Bad debts for the banks aren’t just about mortgage stress. It’s also about the massive amounts of money they’ve lent to the resources sector. And if one has a problem in this area, it’s likely that the other big banks will too.

The fall in the banks’ share prices over the last 12 months reflects the growing concern the market had with the banks’ ability to meet these challenges. What it also shows, though, is that focusing purely on yield can quickly lead to a loss of capital if anything fundamental changes in the market’s perception of the underlying share.

Like what we’ve seen in the banks.

Another issue facing income focused investors is that they’re also likely to have a big chunk of their money tied up in just one section of the market — financial services. Financial services make up something like 40% of the market weighting in the ASX 200, with around 30% of the entire market in the major bank stocks.

By any gauge, that’s a pretty high concentration. This level of concentration is also apparent when you consider the popular index hugging funds. Investors buy into these with the aim of diversifying their portfolio away from holding just a handful of shares.

If you’re new to these, these funds replicate the index as far as practicable. To do this, they hold each share as per their weighting in the index. But, again, you can see the limitation. An exchange traded fund (ETF) that matches the ASX 200 index is still going to have 40% of its capital tied up in financial services.

One way to help overcome these limitations is by investing in ETFs that specialise in purely chasing income and other areas outside the main index.

For income hungry investors, there are actively managed ETFs that focus solely on chasing yield.

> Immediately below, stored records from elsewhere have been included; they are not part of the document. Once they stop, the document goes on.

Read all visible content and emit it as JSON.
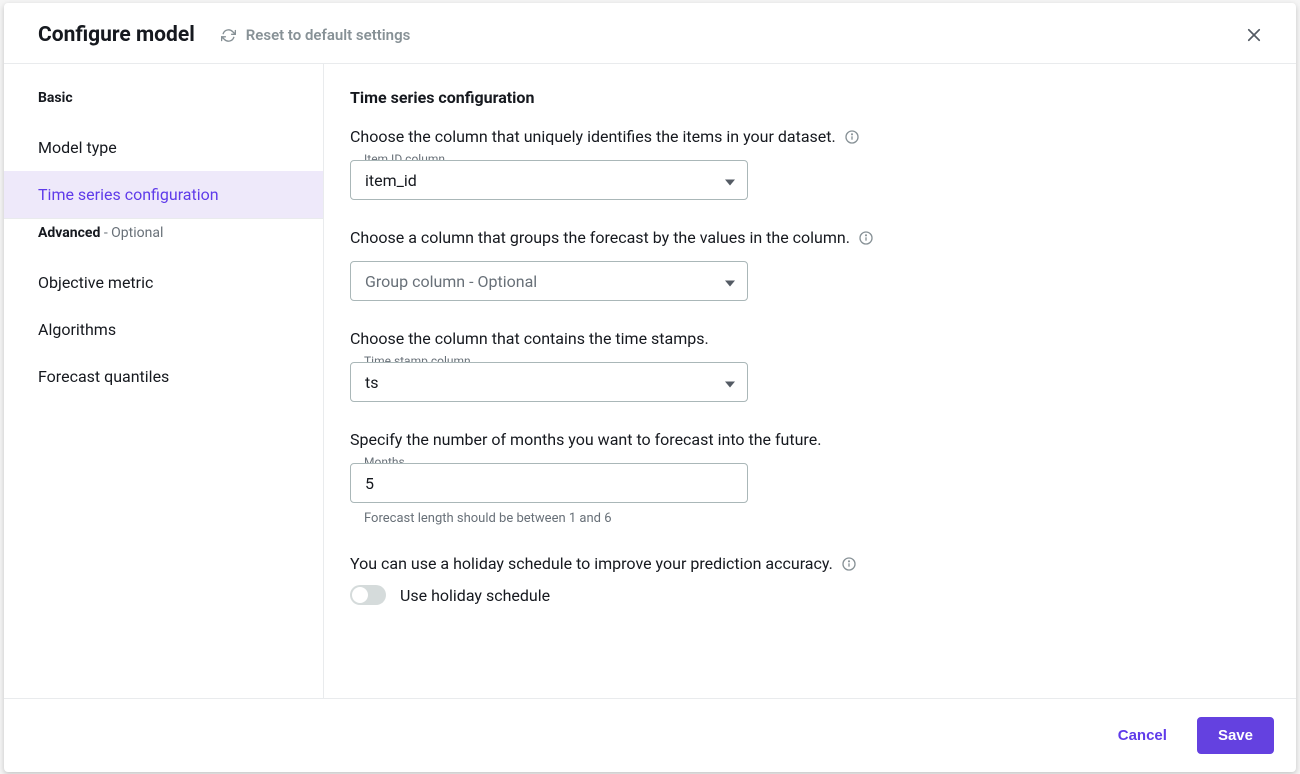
{
  "header": {
    "title": "Configure model",
    "reset_label": "Reset to default settings"
  },
  "sidebar": {
    "basic_label": "Basic",
    "advanced_label": "Advanced",
    "advanced_suffix": " - Optional",
    "items": {
      "model_type": "Model type",
      "tsc": "Time series configuration",
      "objective": "Objective metric",
      "algorithms": "Algorithms",
      "quantiles": "Forecast quantiles"
    }
  },
  "content": {
    "heading": "Time series configuration",
    "item_id": {
      "prompt": "Choose the column that uniquely identifies the items in your dataset.",
      "label": "Item ID column",
      "value": "item_id"
    },
    "group": {
      "prompt": "Choose a column that groups the forecast by the values in the column.",
      "placeholder": "Group column - Optional"
    },
    "timestamp": {
      "prompt": "Choose the column that contains the time stamps.",
      "label": "Time stamp column",
      "value": "ts"
    },
    "horizon": {
      "prompt": "Specify the number of months you want to forecast into the future.",
      "label": "Months",
      "value": "5",
      "hint": "Forecast length should be between 1 and 6"
    },
    "holiday": {
      "prompt": "You can use a holiday schedule to improve your prediction accuracy.",
      "toggle_label": "Use holiday schedule",
      "enabled": false
    }
  },
  "footer": {
    "cancel": "Cancel",
    "save": "Save"
  }
}
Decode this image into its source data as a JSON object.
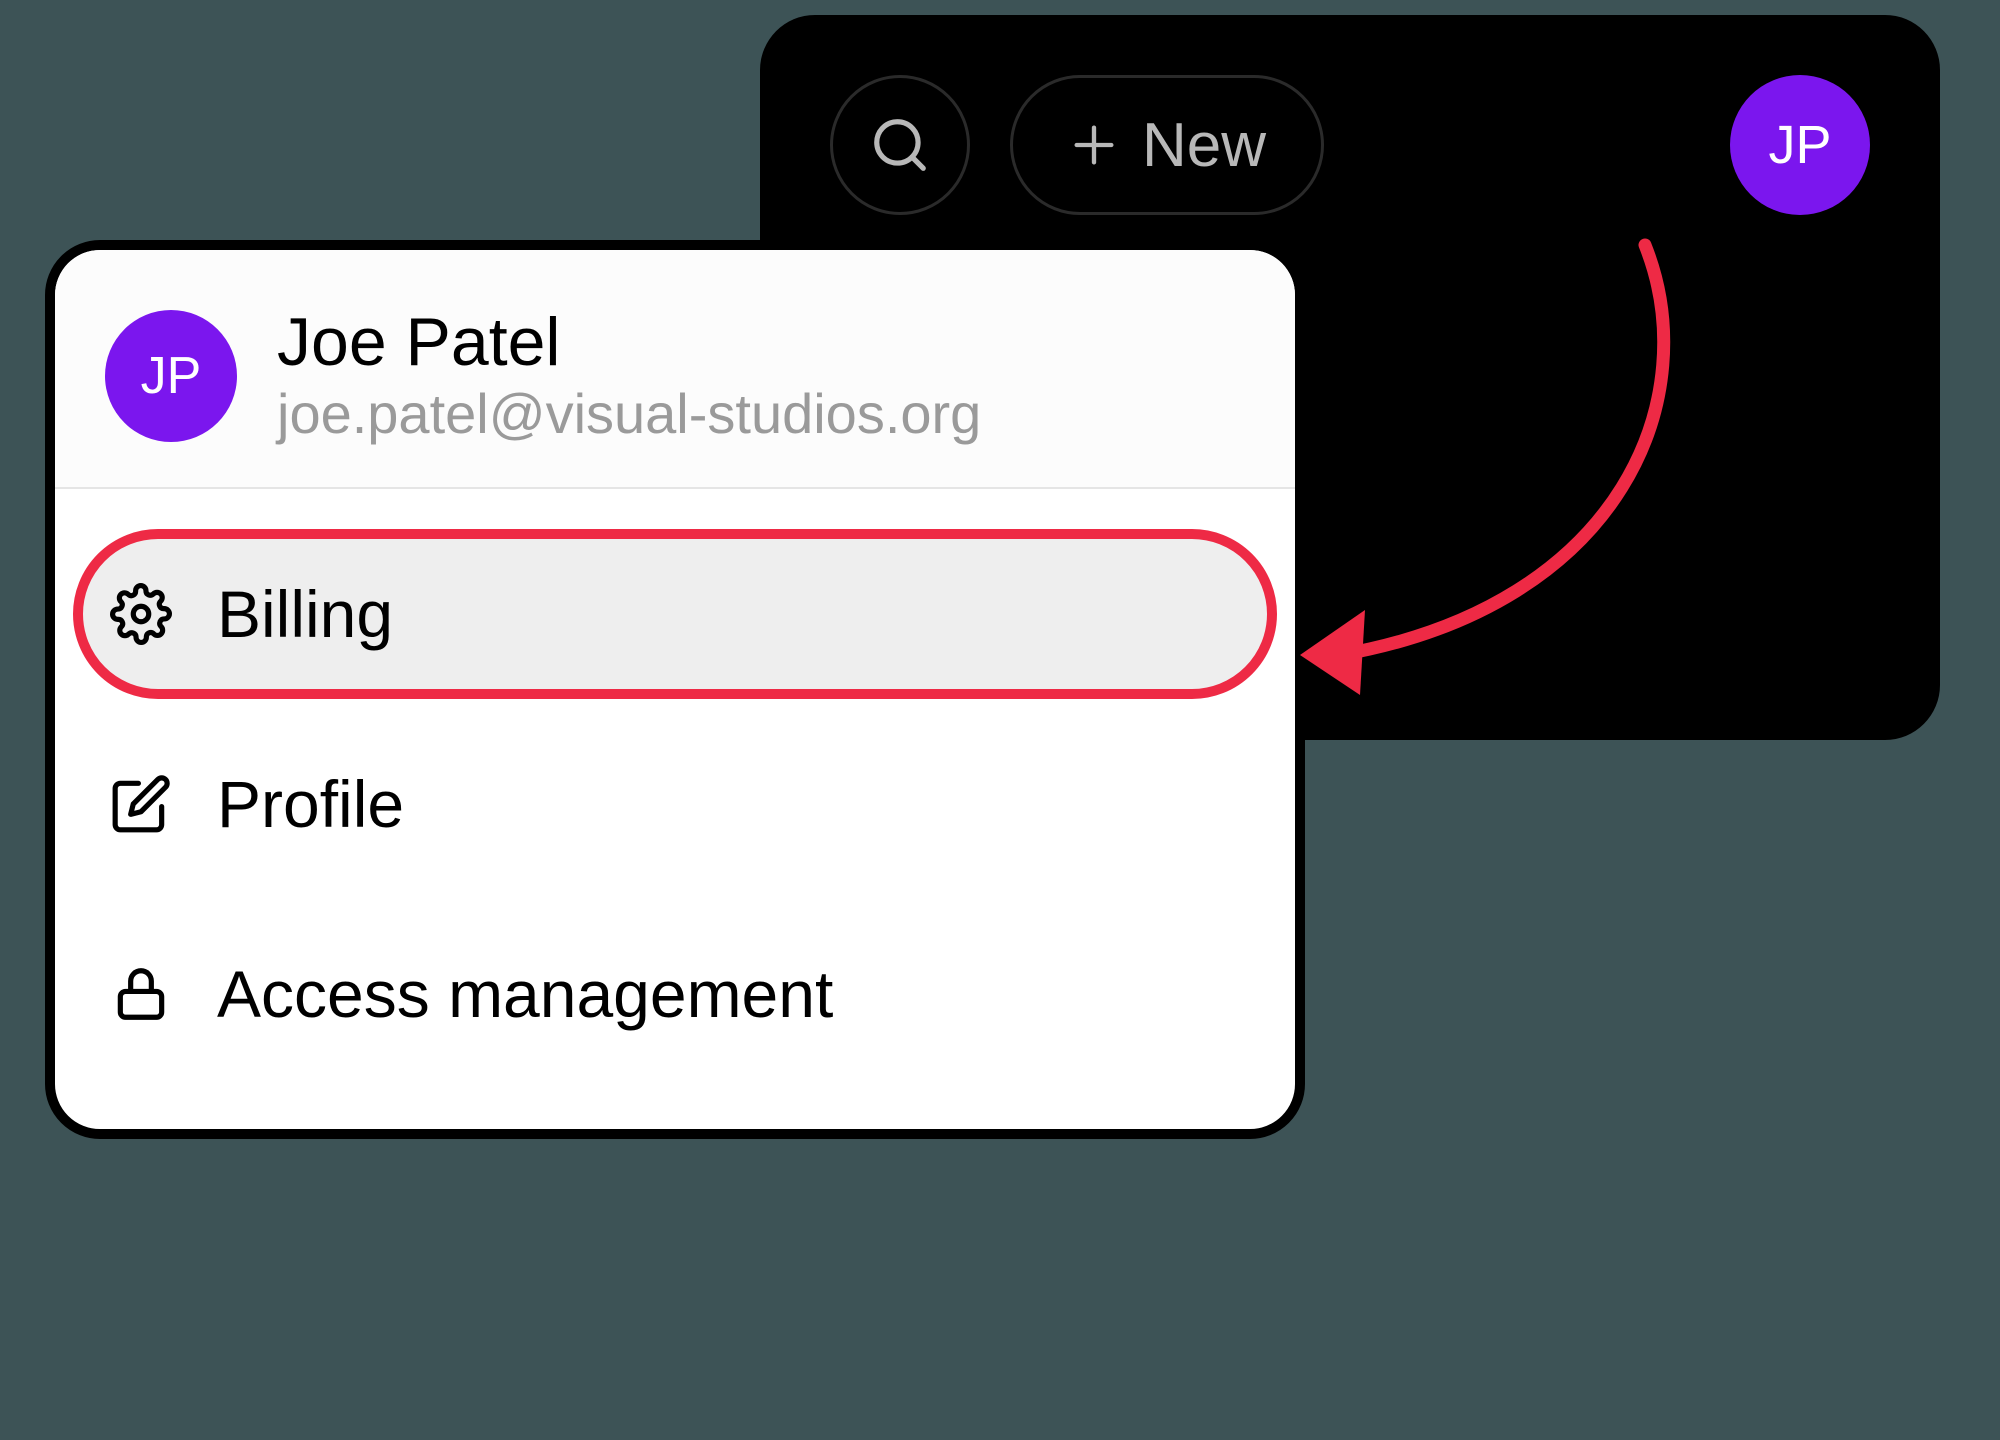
{
  "toolbar": {
    "new_button_label": "New",
    "avatar_initials": "JP"
  },
  "user": {
    "initials": "JP",
    "name": "Joe Patel",
    "email": "joe.patel@visual-studios.org"
  },
  "menu": {
    "items": [
      {
        "icon": "gear",
        "label": "Billing",
        "highlighted": true
      },
      {
        "icon": "edit",
        "label": "Profile",
        "highlighted": false
      },
      {
        "icon": "lock",
        "label": "Access management",
        "highlighted": false
      }
    ]
  },
  "annotation": {
    "highlight_color": "#ee2a45",
    "avatar_color": "#7b16ee"
  }
}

The fund buys into companies with upcoming dividend payments. After qualifying to receive the dividends, they then replace the stocks with the next batch. It’s a type of ‘dividend harvesting’ strategy.

There are also listed investment companies (LICs) that chase both capital gains and income by trading in some of the medium sized industrial companies on the ASX. Specifically, they don’t typically invest in ASX 20 companies, so it can help diversify your portfolio away from the usual income stocks, like the banks and Telstra [ASX:TLS] — common holdings in a typical income based portfolio.

And just because they invest in mid-size companies, it doesn’t follow that their dividends will be smaller. Some of these LICs have consistently generated 7% fully franked yields without ever touching a bank share!

For those chasing yield, it’s worthwhile checking out these ETFs and LICs. Particularly with the bank stocks under pressure. There are over a 100 of them listed on the ASX, with a whole lot more set to launch this year.

It’s unlikely that interest rates are going to return to 7% anytime soon. It’s also going to be difficult for the bank stocks to replicate the massive growth they’ve enjoyed over the last 20 years. If you’re in the chase for yield, you need to open your sights further. Taking the time to work your way through a list of the ETFs and LICs on the market could get you ahead of the curve.


Money Morning Australia